Did you know January is Poverty Awareness Month?
PSYCHIATRIC VIEWS ON THE DAILY NEWS
As I started to think about what the focus of my last column for January 2024 might be, I received an email notice from Save the Children on January 27th that it is Poverty Awareness Month. What? I am embarrassed to think and wonder, that for someone who pays so much attention to the psychology of special holidays and times, how did I not notice this? It should have been one of the topics for the resolutions I had for psychiatry in the columns I wrote earlier in this month.
The bulk of my career has been in community mental health, a field developed in the 1960s, and devoted to redressing the adverse influence of poverty on mental health and mental health care. Has poverty in America become so normalized that we barely notice it anymore in medicine and psychiatry?
The formal study of poverty and psychiatry goes back even further, at least to the 1950s. Coauthoring the groundbreaking study and classic book on Social Class and Mental Illness,1 the psychiatrist Frederick (“Fritz”) Redlich was dean of Yale Medical School when I was a medical student there from 1967-1971. That book and his presence became an early inspiration for the focus of my career. Their main conclusion was that social class played a significant role in psychiatry, with the lower classes receiving more severe diagnoses and less talking psychotherapy treatments.
Later, poverty came to be recognized as one of what has come to be called “the social determinants of mental health.”2 In a distressing cycle, poverty leads to more psychiatric disorders such as clinical depression, which in turn leads to further poverty. In addition, minority groups are overrepresented in the lower social classes.

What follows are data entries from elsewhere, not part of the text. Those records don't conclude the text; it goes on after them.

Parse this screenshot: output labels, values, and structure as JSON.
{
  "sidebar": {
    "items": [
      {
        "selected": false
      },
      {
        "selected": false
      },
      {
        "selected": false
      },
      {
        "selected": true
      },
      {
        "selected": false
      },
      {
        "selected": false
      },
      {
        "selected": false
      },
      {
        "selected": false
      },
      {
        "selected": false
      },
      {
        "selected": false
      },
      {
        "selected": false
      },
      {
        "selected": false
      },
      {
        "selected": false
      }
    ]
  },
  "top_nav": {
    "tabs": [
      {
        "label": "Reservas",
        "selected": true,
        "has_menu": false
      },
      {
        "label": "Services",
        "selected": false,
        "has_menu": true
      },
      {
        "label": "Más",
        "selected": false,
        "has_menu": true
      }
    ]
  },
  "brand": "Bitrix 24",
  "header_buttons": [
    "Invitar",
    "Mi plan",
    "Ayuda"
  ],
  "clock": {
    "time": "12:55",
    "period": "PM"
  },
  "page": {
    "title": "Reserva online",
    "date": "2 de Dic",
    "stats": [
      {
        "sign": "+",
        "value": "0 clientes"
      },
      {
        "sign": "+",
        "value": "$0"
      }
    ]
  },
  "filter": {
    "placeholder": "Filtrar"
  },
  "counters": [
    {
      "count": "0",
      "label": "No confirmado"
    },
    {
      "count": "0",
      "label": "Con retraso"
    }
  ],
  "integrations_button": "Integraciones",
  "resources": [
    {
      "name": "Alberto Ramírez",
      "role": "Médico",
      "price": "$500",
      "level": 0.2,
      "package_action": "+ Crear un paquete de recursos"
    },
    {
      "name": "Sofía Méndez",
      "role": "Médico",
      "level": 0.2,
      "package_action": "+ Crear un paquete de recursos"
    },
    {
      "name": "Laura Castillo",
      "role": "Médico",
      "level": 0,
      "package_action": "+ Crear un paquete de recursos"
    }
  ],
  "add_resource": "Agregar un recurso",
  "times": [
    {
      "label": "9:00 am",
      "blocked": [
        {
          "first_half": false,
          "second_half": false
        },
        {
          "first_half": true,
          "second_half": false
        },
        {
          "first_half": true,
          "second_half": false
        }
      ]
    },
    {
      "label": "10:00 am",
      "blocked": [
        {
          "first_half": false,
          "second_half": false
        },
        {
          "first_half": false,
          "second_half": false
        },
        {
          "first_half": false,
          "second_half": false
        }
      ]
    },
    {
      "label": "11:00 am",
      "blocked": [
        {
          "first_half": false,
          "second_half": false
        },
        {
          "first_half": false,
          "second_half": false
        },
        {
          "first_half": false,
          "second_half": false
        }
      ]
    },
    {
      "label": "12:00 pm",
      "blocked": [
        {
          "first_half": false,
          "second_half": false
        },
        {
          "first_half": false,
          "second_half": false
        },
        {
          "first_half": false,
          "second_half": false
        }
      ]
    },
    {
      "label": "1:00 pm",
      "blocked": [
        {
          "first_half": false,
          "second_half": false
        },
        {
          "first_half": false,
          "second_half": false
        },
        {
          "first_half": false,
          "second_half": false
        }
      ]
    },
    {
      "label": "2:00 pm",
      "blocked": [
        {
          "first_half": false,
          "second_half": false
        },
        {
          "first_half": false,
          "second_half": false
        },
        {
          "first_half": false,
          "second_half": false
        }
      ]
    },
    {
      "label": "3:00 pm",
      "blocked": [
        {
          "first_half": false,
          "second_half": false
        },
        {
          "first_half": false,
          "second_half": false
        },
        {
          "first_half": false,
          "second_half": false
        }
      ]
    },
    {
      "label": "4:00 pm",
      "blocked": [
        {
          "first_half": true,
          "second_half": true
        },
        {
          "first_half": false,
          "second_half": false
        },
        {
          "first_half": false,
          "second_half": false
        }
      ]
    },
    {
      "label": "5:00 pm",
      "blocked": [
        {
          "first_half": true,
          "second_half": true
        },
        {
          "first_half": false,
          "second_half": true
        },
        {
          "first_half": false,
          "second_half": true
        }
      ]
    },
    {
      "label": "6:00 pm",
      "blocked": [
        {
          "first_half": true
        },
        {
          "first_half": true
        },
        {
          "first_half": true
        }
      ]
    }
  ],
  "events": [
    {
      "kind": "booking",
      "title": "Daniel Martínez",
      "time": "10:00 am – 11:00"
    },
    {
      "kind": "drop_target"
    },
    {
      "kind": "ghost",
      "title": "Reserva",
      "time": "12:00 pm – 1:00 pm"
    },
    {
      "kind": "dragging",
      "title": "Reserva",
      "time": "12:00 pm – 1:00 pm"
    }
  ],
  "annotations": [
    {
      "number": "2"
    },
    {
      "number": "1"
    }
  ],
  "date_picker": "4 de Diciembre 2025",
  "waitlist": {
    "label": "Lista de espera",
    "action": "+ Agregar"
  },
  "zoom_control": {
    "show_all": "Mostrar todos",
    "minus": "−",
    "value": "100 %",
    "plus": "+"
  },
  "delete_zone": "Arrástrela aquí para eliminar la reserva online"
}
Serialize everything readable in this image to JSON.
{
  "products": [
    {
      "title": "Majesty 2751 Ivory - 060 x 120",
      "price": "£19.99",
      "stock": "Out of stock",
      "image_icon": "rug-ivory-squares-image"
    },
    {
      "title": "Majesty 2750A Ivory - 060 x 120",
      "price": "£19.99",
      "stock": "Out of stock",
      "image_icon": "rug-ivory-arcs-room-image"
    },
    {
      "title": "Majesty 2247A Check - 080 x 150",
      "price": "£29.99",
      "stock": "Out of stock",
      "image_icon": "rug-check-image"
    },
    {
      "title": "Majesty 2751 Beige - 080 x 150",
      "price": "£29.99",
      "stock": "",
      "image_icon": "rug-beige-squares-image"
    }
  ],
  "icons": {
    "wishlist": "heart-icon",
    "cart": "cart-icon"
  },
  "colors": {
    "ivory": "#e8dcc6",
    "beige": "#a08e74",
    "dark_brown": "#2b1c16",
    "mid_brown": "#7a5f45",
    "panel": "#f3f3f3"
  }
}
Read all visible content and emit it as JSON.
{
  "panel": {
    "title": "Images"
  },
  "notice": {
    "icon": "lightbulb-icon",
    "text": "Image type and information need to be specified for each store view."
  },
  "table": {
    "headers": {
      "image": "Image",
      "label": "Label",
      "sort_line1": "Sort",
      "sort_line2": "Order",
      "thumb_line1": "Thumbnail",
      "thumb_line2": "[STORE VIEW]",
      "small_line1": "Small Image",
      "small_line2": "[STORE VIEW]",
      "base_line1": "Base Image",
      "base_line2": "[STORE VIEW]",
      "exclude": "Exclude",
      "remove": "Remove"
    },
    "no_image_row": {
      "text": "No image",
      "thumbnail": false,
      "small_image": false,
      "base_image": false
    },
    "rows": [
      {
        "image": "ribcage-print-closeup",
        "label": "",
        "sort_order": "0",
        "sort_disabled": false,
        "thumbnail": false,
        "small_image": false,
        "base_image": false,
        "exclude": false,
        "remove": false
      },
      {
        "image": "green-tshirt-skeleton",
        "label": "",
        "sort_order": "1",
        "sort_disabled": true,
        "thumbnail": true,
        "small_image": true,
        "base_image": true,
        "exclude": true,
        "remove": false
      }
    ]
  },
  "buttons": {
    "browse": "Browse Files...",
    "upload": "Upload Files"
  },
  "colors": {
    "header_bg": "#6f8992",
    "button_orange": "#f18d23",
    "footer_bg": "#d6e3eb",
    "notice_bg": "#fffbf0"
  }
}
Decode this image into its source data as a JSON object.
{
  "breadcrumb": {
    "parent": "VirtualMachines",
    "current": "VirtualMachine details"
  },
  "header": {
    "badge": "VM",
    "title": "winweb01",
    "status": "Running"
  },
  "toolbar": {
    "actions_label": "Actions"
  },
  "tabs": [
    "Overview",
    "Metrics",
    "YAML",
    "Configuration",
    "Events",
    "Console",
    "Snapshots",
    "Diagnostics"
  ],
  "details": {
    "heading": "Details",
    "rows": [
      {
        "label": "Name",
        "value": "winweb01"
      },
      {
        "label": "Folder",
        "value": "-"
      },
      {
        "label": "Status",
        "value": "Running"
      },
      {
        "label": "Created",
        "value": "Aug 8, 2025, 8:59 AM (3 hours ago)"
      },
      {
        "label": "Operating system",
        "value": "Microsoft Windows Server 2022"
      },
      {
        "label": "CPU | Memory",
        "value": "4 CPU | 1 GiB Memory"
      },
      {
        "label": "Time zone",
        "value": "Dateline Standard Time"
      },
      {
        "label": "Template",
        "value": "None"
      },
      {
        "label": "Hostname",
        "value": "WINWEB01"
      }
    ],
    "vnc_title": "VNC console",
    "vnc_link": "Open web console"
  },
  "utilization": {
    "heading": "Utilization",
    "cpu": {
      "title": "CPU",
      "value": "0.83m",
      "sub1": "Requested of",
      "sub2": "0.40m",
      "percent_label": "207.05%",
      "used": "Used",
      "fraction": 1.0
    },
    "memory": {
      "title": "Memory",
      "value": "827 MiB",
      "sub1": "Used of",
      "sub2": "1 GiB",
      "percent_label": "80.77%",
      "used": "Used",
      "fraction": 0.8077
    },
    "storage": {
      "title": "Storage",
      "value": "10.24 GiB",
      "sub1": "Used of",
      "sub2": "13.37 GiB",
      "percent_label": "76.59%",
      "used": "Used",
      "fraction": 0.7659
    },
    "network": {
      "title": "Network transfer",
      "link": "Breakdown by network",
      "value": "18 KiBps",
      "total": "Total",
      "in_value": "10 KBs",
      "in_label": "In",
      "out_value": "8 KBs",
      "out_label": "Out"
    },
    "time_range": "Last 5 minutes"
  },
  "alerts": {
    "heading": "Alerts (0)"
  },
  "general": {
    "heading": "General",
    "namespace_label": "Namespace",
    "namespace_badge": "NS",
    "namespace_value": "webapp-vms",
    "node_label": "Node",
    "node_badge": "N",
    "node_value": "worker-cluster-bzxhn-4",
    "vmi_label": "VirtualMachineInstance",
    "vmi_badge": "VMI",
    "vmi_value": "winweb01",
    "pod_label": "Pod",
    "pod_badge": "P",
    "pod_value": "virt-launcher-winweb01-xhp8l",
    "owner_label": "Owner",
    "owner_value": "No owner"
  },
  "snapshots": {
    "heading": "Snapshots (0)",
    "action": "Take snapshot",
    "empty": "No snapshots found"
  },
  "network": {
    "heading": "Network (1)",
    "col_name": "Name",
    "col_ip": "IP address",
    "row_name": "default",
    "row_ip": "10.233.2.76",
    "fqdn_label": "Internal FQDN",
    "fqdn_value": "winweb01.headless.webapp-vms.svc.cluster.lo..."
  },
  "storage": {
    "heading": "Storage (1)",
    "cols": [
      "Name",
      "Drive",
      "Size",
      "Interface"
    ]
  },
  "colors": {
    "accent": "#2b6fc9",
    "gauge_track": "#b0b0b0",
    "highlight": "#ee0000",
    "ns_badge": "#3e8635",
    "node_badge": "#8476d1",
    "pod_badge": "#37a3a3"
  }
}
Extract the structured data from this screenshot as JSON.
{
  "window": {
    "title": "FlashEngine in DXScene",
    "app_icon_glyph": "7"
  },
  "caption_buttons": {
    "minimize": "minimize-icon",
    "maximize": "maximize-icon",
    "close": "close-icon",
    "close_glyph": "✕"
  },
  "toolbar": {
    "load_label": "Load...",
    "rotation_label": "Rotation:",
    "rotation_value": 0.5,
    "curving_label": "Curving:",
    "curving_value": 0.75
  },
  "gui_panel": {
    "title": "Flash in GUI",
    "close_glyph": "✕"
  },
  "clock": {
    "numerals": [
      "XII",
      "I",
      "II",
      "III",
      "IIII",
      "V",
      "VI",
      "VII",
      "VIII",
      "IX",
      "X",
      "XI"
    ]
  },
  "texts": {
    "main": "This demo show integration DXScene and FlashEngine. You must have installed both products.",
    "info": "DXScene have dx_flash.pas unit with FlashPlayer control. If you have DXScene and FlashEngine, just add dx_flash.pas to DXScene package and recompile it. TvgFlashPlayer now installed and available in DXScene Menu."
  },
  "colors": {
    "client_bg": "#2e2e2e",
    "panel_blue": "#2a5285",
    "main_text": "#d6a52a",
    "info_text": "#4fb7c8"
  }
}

A later review in Psychiatric Times presented these clinical conclusions3:
As a medical director of large community mental health centers, I consciously tried to provide as much equitable treatments as was available in private settings, but limited resources were an obstacle.
Government data for 2022 indicated that our country’s official poverty rate remained around 11%. Over 11 million children live in poverty, and the rates are higher in rural areas.
So far, it seems like the topic has not come up in our national election process public discussions. In psychiatry, there has been a robust focus on racism, but not on poverty per se. I hope to make up for my own unawareness of Poverty Awareness Month the rest of the year.
Dr Moffic is an award-winning psychiatrist who specialized in the cultural and ethical aspects of psychiatry and is now in retirement and retirement as a private pro bono community psychiatrist. A prolific writer and speaker, he has done a weekday column titled “Psychiatric Views on the Daily News” and a weekly video, “Psychiatry & Society,” since the COVID-19 pandemic emerged. He was chosen to receive the 2024 Abraham Halpern Humanitarian Award from the American Association for Social Psychiatry. Previously, he received the Administrative Award in 2016 from the American Psychiatric Association, the one-time designation of being a Hero of Public Psychiatry from the Speaker of the Assembly of the APA in 2002, and the Exemplary Psychiatrist Award from the National Alliance for the Mentally Ill in 1991. He is an advocate and activist for mental health issues related to climate instability, physician burnout, and xenophobia. He is now editing the final book in a 4-volume series on religions and psychiatry for Springer: Islamophobia, anti-Semitism, Christianity, and now The Eastern Religions, and Spirituality. He serves on the Editorial Board of Psychiatric Times.
1. Hollingshead AB, Redlich FC. Social Class and Mental Illness: A Community Study. Wiley; 1958.
2. Compton M, Shim R, eds. The Social Determinants of Mental Health. American Psychiatric Association Publishing; 2015.
3. Simon K, Beder M. Addressing poverty and mental illness. Psychiatric Times. 2018;35(6).